Homes today are constructed with energy efficiency in mind. This includes extra insulation and tightly sealed doors and windows to keep energy bills reasonable. While this is great for your heating and cooling bill, it’s not so good for your indoor air quality.
Because air has decreased chances to escape, chemicals can accumulate and decrease your home’s indoor air quality. In actuality, your home’s air can actually be 2–5 times more unhealthy than the outdoors, according to the EPA. That’s not good for anyone, but it’s specifically detrimental for family members with allergies, asthma, other respiratory conditions or heart disease.
Let’s review some of these common substances and how you can enhance your home’s indoor air quality.
6 Routine Pollutants that Influence Indoor Air Quality
When you visualize pollutants, you could think about smog or tobacco smoke. But many substances that impact your air quality are common products. These things contain chemicals known as volatile organic compounds, or VOCs.
- Cleaning products, such as aerosol sprays, bleach and window cleaner.
- Personal care products, including hairspray, perfume and nail products.
- Candles and air fresheners.
- Formaldehyde, which is often used in plastic, foam and particleboard products.
- Furniture, window treatments and carpet, especially when they’re brand new.
- Paints and stains.
Other common pollutants include:
- Pet dander
Symptoms of VOC Exposure
Some people are more sensitive to VOCs than others. The EPA says symptoms of VOC exposure include:
- Irritated eyes, nose or throat
In bad cases, the EPA says VOCs are linked to respiratory and heart diseases.
4 Ways to Improve Your Residence’s Indoor Air Quality
It isn’t complicated to enhance your home’s air quality. Here are a couple of suggestions from Harvard Medical School:
1. Clean Your Home Regularly
Regularly cleaning and washing surfaces that attract allergens, such as furniture, carpet and bedding, will help cut down on dust, dust mites and pet dander in your residence.
2. Routinely Change Your Air Filter
This critical filter keeps your home comfy and air healthy. How often you should change your air filter depends on the kind of filter you have. Flat filters should be swapped monthly, while pleated filters should be changed every three months. If you’re unsure if your filter should be replaced, pull it out and tilt it to the light. Replace it if you can’t see light through it.

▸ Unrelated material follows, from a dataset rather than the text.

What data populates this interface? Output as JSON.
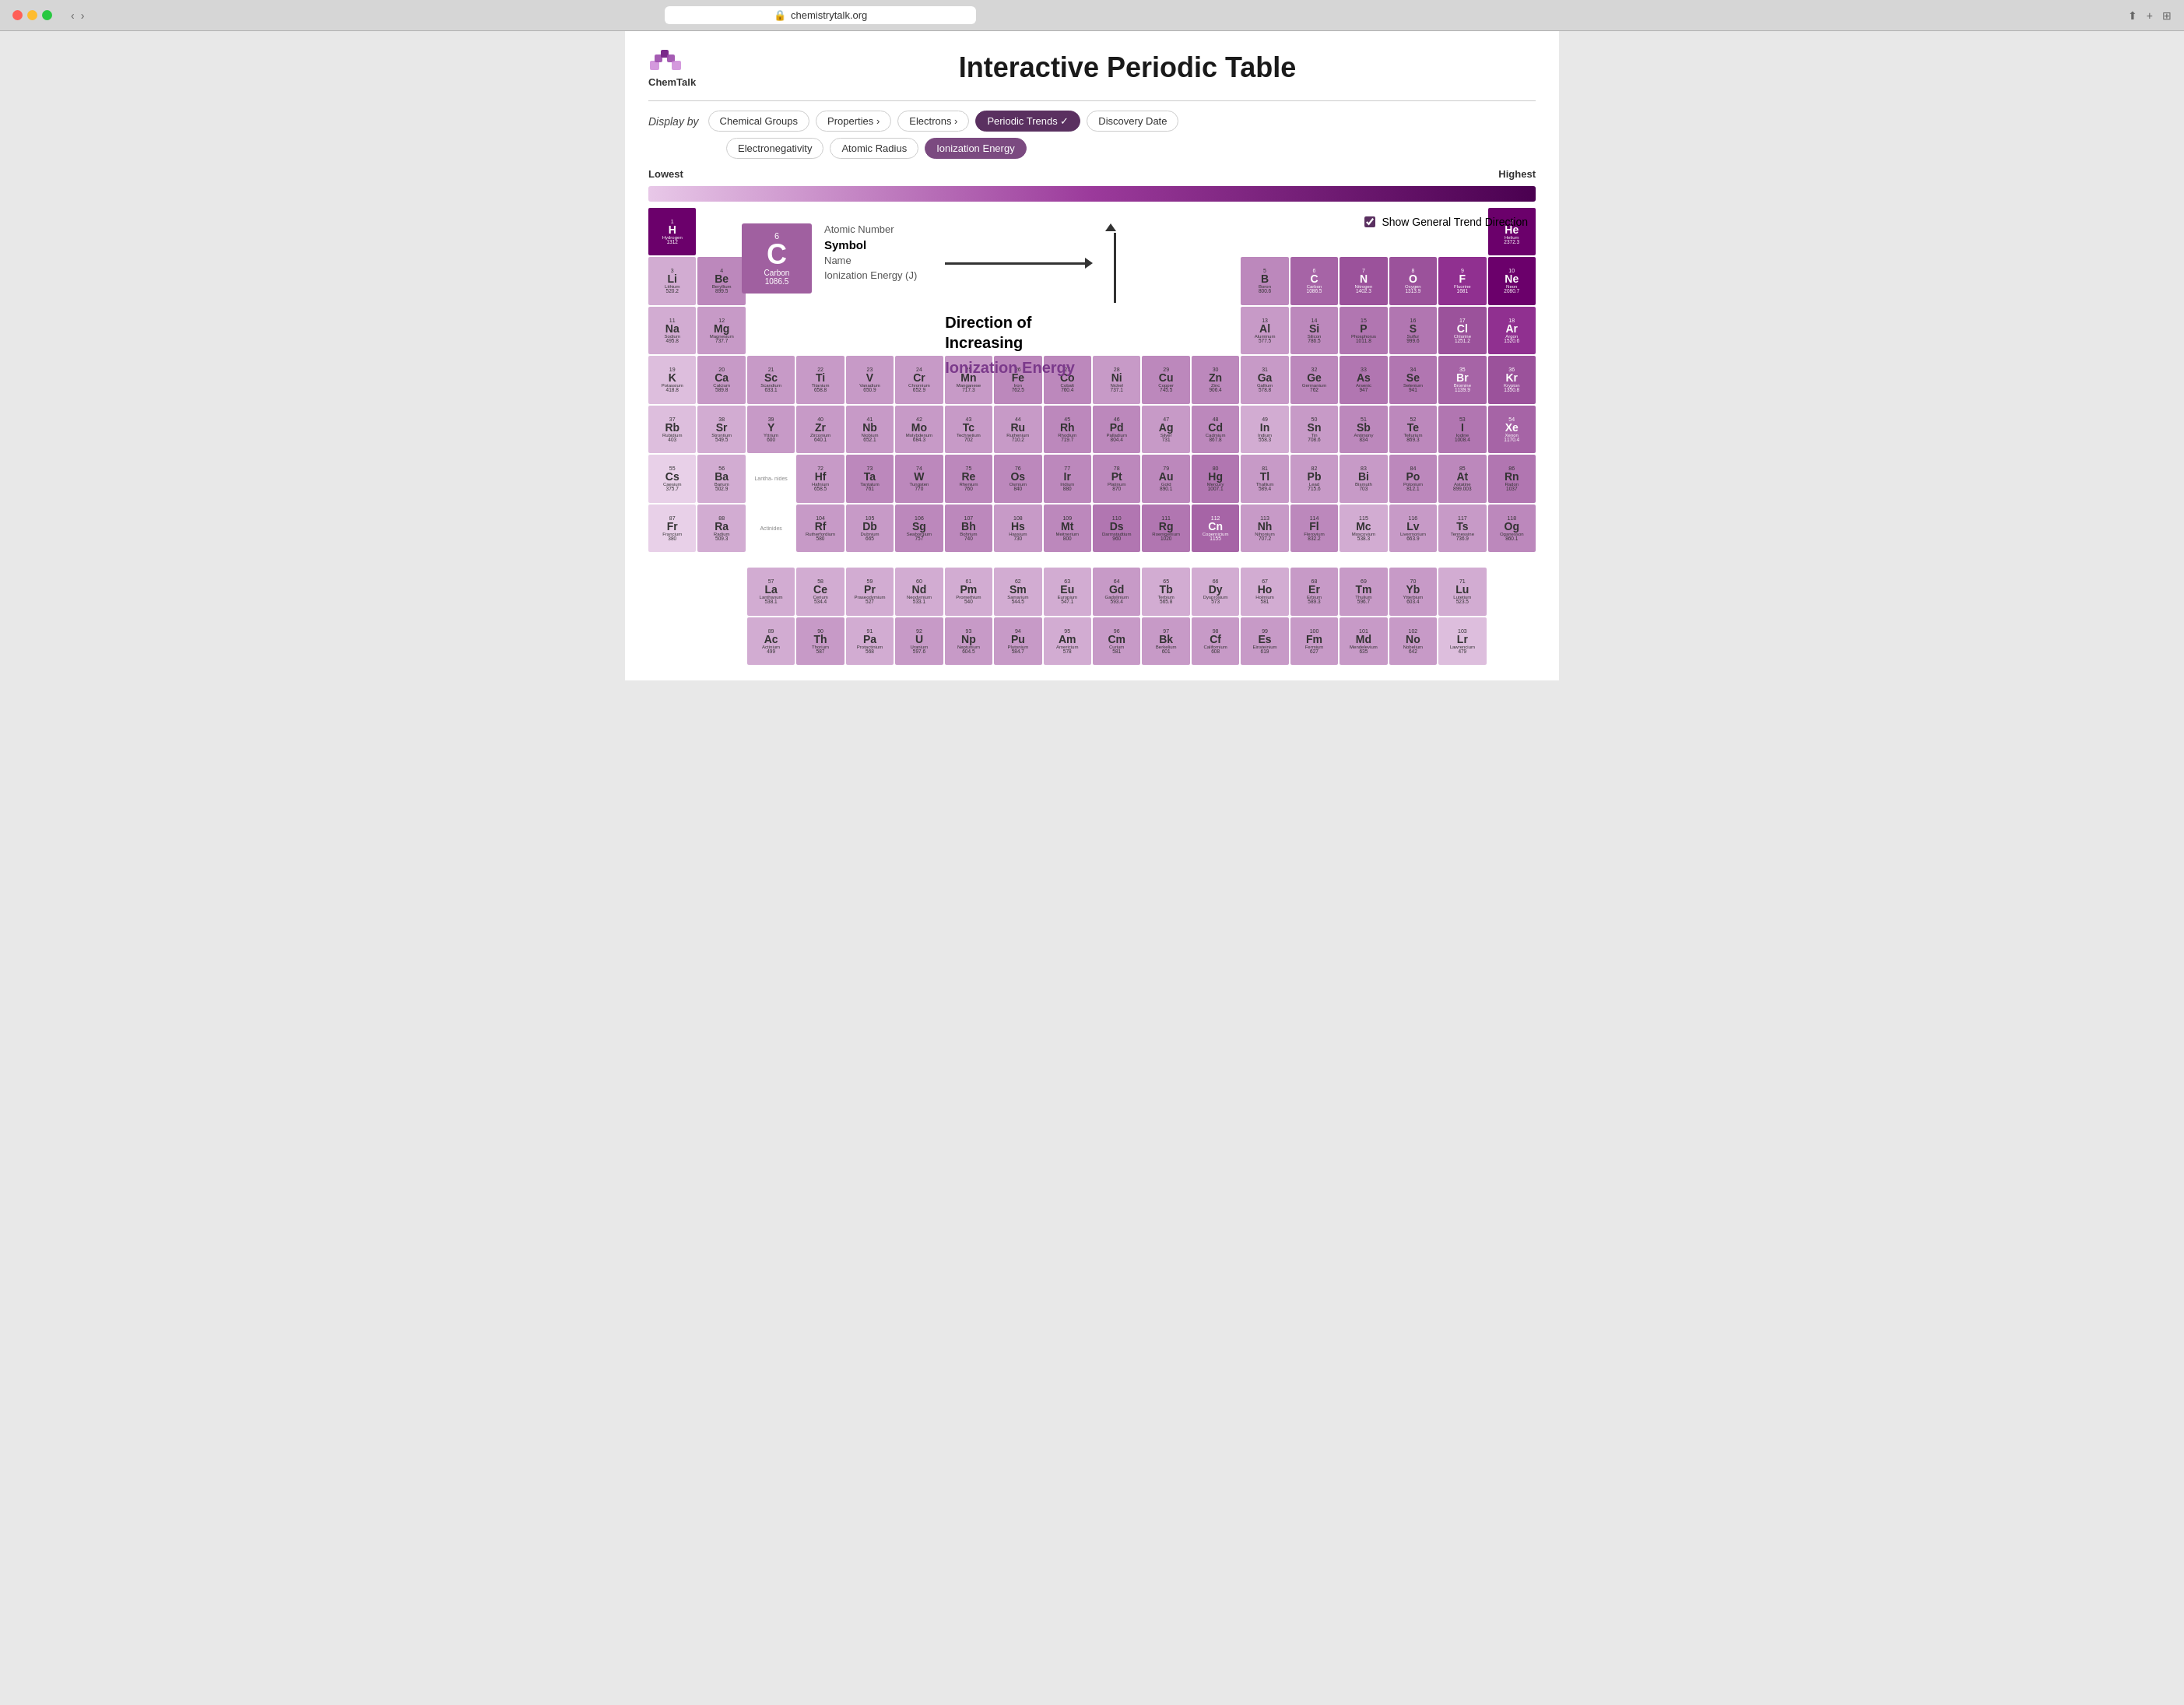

If someone in your residence deals with allergies or asthma, we suggest choosing a filter with a better MERV rating. The greater the number this is, the better your filter is at removing contaminants.

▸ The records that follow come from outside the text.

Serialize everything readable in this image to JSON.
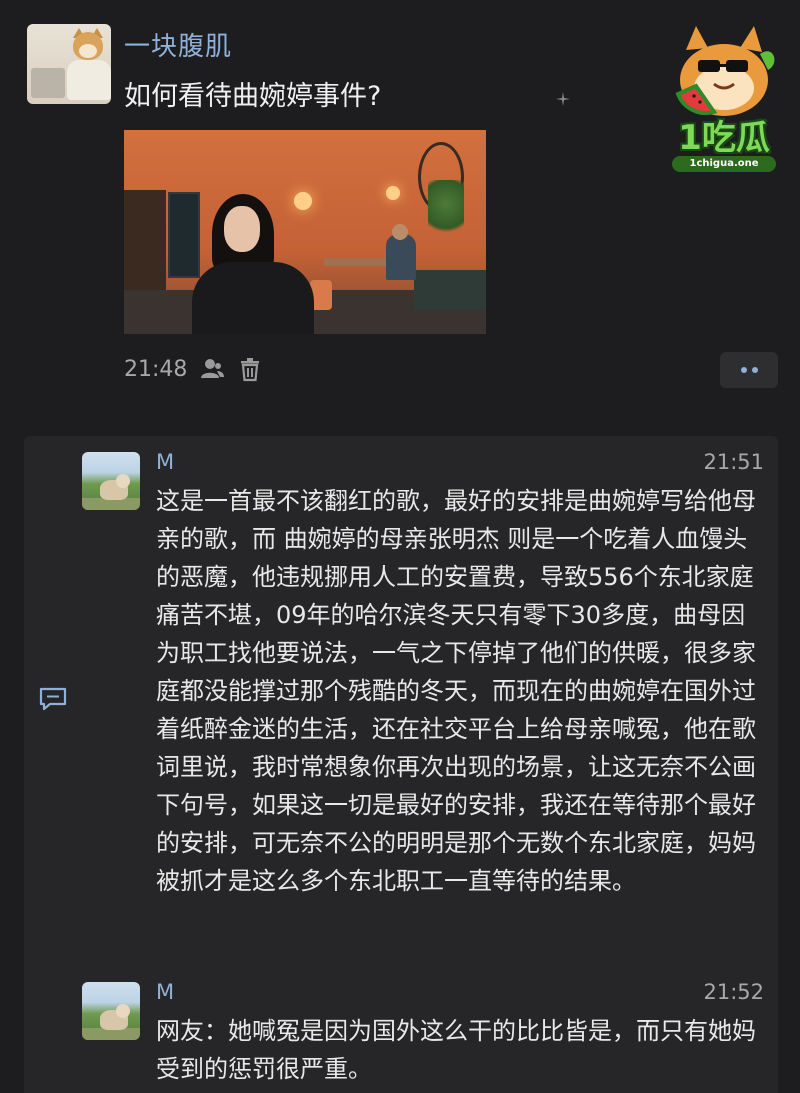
{
  "post": {
    "author": "一块腹肌",
    "title": "如何看待曲婉婷事件?",
    "time": "21:48"
  },
  "logo": {
    "text": "1吃瓜",
    "url": "1chigua.one"
  },
  "comments": [
    {
      "name": "M",
      "time": "21:51",
      "text": "这是一首最不该翻红的歌，最好的安排是曲婉婷写给他母亲的歌，而 曲婉婷的母亲张明杰 则是一个吃着人血馒头的恶魔，他违规挪用人工的安置费，导致556个东北家庭痛苦不堪，09年的哈尔滨冬天只有零下30多度，曲母因为职工找他要说法，一气之下停掉了他们的供暖，很多家庭都没能撑过那个残酷的冬天，而现在的曲婉婷在国外过着纸醉金迷的生活，还在社交平台上给母亲喊冤，他在歌词里说，我时常想象你再次出现的场景，让这无奈不公画下句号，如果这一切是最好的安排，我还在等待那个最好的安排，可无奈不公的明明是那个无数个东北家庭，妈妈被抓才是这么多个东北职工一直等待的结果。"
    },
    {
      "name": "M",
      "time": "21:52",
      "text": "网友：她喊冤是因为国外这么干的比比皆是，而只有她妈受到的惩罚很严重。"
    }
  ],
  "icons": {
    "post_meta": [
      "user-icon",
      "trash-icon"
    ],
    "more": "more-icon",
    "comment": "comment-icon"
  },
  "colors": {
    "background": "#1d1d1f",
    "panel": "#262629",
    "name_link": "#8fb0d8",
    "text": "#e8e8e8",
    "muted": "#a8a8a8"
  }
}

3. Maximize Natural Ventilation
Keep fresh air moving by opening windows whenever the weather allows. We also recommend running exhaust fans in your bathroom and kitchen frequently to get rid of pollutants and draw in more fresh air.
4. Talk with Our Indoor Air Quality Pros

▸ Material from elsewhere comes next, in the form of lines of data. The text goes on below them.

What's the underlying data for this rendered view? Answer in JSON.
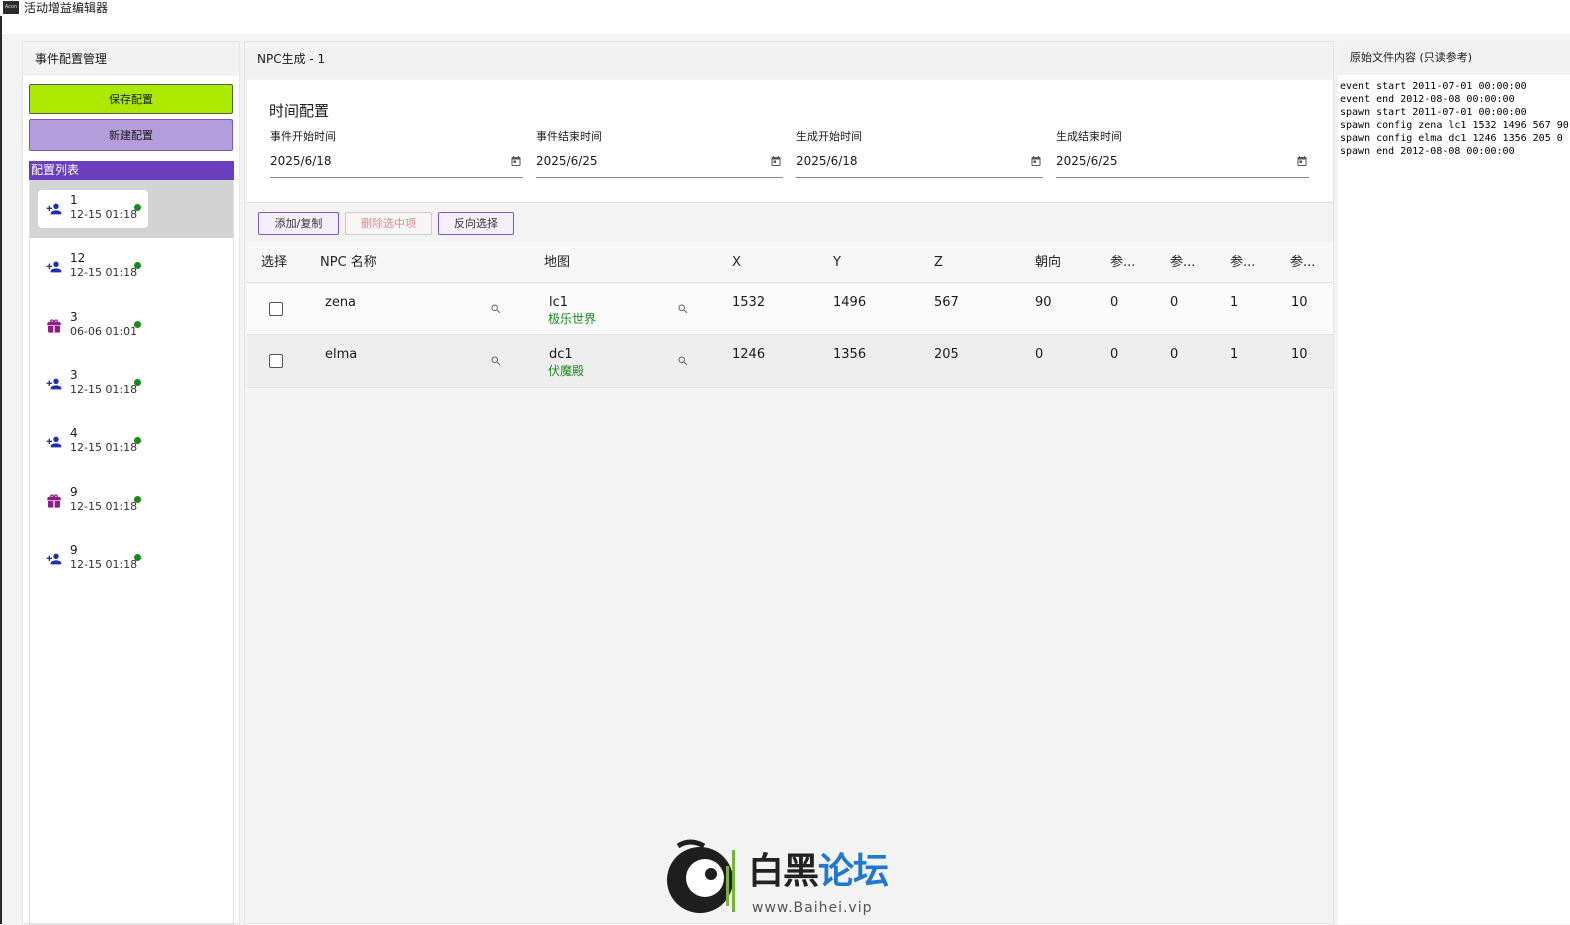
{
  "window": {
    "title": "活动增益编辑器",
    "icon_text": "Acon"
  },
  "left_panel": {
    "header": "事件配置管理",
    "save_label": "保存配置",
    "new_label": "新建配置",
    "list_title": "配置列表",
    "items": [
      {
        "name": "1",
        "time": "12-15 01:18",
        "icon": "person-add-icon",
        "status": "active",
        "selected": true
      },
      {
        "name": "12",
        "time": "12-15 01:18",
        "icon": "person-add-icon",
        "status": "active",
        "selected": false
      },
      {
        "name": "3",
        "time": "06-06 01:01",
        "icon": "gift-icon",
        "status": "active",
        "selected": false
      },
      {
        "name": "3",
        "time": "12-15 01:18",
        "icon": "person-add-icon",
        "status": "active",
        "selected": false
      },
      {
        "name": "4",
        "time": "12-15 01:18",
        "icon": "person-add-icon",
        "status": "active",
        "selected": false
      },
      {
        "name": "9",
        "time": "12-15 01:18",
        "icon": "gift-icon",
        "status": "active",
        "selected": false
      },
      {
        "name": "9",
        "time": "12-15 01:18",
        "icon": "person-add-icon",
        "status": "active",
        "selected": false
      }
    ]
  },
  "center_panel": {
    "header": "NPC生成 - 1",
    "time_config": {
      "title": "时间配置",
      "fields": [
        {
          "label": "事件开始时间",
          "value": "2025/6/18"
        },
        {
          "label": "事件结束时间",
          "value": "2025/6/25"
        },
        {
          "label": "生成开始时间",
          "value": "2025/6/18"
        },
        {
          "label": "生成结束时间",
          "value": "2025/6/25"
        }
      ]
    },
    "toolbar": {
      "add_copy": "添加/复制",
      "delete_selected": "删除选中项",
      "invert_selection": "反向选择"
    },
    "table": {
      "columns": [
        "选择",
        "NPC 名称",
        "地图",
        "X",
        "Y",
        "Z",
        "朝向",
        "参...",
        "参...",
        "参...",
        "参..."
      ],
      "rows": [
        {
          "npc": "zena",
          "map": "lc1",
          "map_name": "极乐世界",
          "x": "1532",
          "y": "1496",
          "z": "567",
          "dir": "90",
          "p1": "0",
          "p2": "0",
          "p3": "1",
          "p4": "10"
        },
        {
          "npc": "elma",
          "map": "dc1",
          "map_name": "伏魔殿",
          "x": "1246",
          "y": "1356",
          "z": "205",
          "dir": "0",
          "p1": "0",
          "p2": "0",
          "p3": "1",
          "p4": "10"
        }
      ]
    }
  },
  "right_panel": {
    "header": "原始文件内容 (只读参考)",
    "raw_text": "event start 2011-07-01 00:00:00\nevent end 2012-08-08 00:00:00\nspawn start 2011-07-01 00:00:00\nspawn config zena lc1 1532 1496 567 90\nspawn config elma dc1 1246 1356 205 0\nspawn end 2012-08-08 00:00:00"
  },
  "watermark": {
    "title": "白黑论坛",
    "url": "www.Baihei.vip"
  },
  "colors": {
    "save_button": "#aaea00",
    "new_button": "#b39ddb",
    "list_header": "#6a3fbf",
    "status_dot": "#178a1a",
    "map_name": "#1a8a1a",
    "icon_person": "#1e2fb3",
    "icon_gift": "#8e1c87"
  }
}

From whole-home air purifiers, Midway Services has a solution to help your loved ones breathe more freely. We’ll help you select the best option during your free home comfort assessment. Reach us at 727-219-2471 to request yours now!